While the “chimney” is slowly firing up the real mesquite charcoal, I harvest thyme, rosemary, and mint from the patio. My mezzaluna is at its best as it chops and minces the herbs which join garlic and green onions in the chopper just for a minute. I scrape the mix in the bowl with the ground lamb and breadcrumbs, add the egg, crumbled feta cheese, salt, and pepper kneading it until it all comes together. As I form the patties, the chimney releases the charcoal into our little Weber grill and the smell of smoked wood permeates the air. The Beasties emerge  from their room as the meat hisses on the grill. They set the table while I make a Greek salad with kalamata olives, cucumbers (Husband is allergic and his dish is separate), feta, red onions, roasted beets, sliced hot peppers, and a couple of tomatoes left over from the visit to the South Coast Farms in  San Juan Capistrano.  All this is dressed in a simple vinaigrette.

The weather might be hot. It might be sweltering. It just might justify turning on the AC. Or not. As I sit at the table with my plate full of Mediterranean flavors, I cannot help but bask in the thought that we are living in paradise, not affluent, but at least eating like kings.



  • 500gr (a bit more than 1 lb) ground lamb
  • 1 small bunch of scallions, shopped
  • 4 cloves garlic, minced
  • 1 small handful mint leaves
  • 1 sprig of thyme, chopped
  • 1 sprig of rosemary, taken off the branch and chopped
  • 150gr (4-5 oz) crumbled feta
  • 2/3 cup fresh breadcrumbs
  • 1 egg, slightly beaten
  • 1 tsp salt
  • ½ tsp pepper


Place the lamb into a bowl.
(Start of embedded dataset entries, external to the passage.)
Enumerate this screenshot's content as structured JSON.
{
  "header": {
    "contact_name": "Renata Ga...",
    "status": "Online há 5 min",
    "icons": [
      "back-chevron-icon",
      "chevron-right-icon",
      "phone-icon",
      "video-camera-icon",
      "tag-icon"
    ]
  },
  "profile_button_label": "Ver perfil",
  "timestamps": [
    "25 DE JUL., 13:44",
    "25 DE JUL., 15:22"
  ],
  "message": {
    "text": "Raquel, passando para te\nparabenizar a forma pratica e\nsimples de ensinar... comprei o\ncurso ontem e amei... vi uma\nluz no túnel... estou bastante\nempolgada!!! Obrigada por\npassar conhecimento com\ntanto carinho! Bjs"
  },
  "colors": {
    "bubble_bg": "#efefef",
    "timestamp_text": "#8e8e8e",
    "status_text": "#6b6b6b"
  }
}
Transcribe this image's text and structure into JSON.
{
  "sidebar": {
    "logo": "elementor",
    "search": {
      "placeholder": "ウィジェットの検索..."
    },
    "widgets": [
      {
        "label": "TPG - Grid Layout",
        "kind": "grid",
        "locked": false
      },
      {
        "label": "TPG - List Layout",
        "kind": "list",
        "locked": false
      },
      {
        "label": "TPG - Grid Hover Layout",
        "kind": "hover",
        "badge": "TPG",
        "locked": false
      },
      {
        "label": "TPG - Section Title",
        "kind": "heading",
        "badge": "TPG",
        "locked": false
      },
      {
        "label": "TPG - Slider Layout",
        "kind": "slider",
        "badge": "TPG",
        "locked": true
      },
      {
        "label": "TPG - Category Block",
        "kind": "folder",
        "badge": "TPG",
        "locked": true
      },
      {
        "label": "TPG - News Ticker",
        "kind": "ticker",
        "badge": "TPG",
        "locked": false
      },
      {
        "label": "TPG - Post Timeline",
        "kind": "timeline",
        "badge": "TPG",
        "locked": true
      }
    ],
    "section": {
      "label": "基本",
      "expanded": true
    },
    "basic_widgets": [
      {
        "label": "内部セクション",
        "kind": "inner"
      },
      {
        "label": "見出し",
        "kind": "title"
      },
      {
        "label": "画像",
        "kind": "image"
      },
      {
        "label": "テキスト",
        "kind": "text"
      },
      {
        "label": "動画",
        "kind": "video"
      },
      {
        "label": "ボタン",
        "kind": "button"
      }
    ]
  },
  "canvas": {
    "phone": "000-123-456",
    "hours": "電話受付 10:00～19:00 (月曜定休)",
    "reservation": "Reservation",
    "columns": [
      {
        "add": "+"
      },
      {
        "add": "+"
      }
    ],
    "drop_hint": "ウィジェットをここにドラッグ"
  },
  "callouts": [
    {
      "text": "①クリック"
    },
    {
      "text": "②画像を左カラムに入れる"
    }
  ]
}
Combine scallions, garlic and herbs in a food processor, and mince. Add to meat, together with feta, breadcrumbs, egg, salt, and pepper. Mix to combine and form patties. Grill for 3-4 minutes per side (you can sear them in a cast-iron skillet for 3-4 minutes per side with the same results). Serve on the bun or a pita, with a Greek salad.

This is a perfect recipe for Get Grillin’!, the event hosted by Marla of Family Fresh Cooking and Dara of Cookin’ Canuck.

Summer grill blogger event hosted by food blogs

“Get Grillin’ with Family Fresh Cooking and Cookin’ Canuck, sponsored by Ile de France CheeseRösle,Emile HenryRouxbe and ManPans.

I have submitted this post to Weekend Herb Blogging hosted by Marija from Palachinka, my fellow Serb and a wonderful photographer.

This also goes by the way of Two for Tuesdays, one of my favorite food blog events.

Two for Tuesday Recipe Blog Hop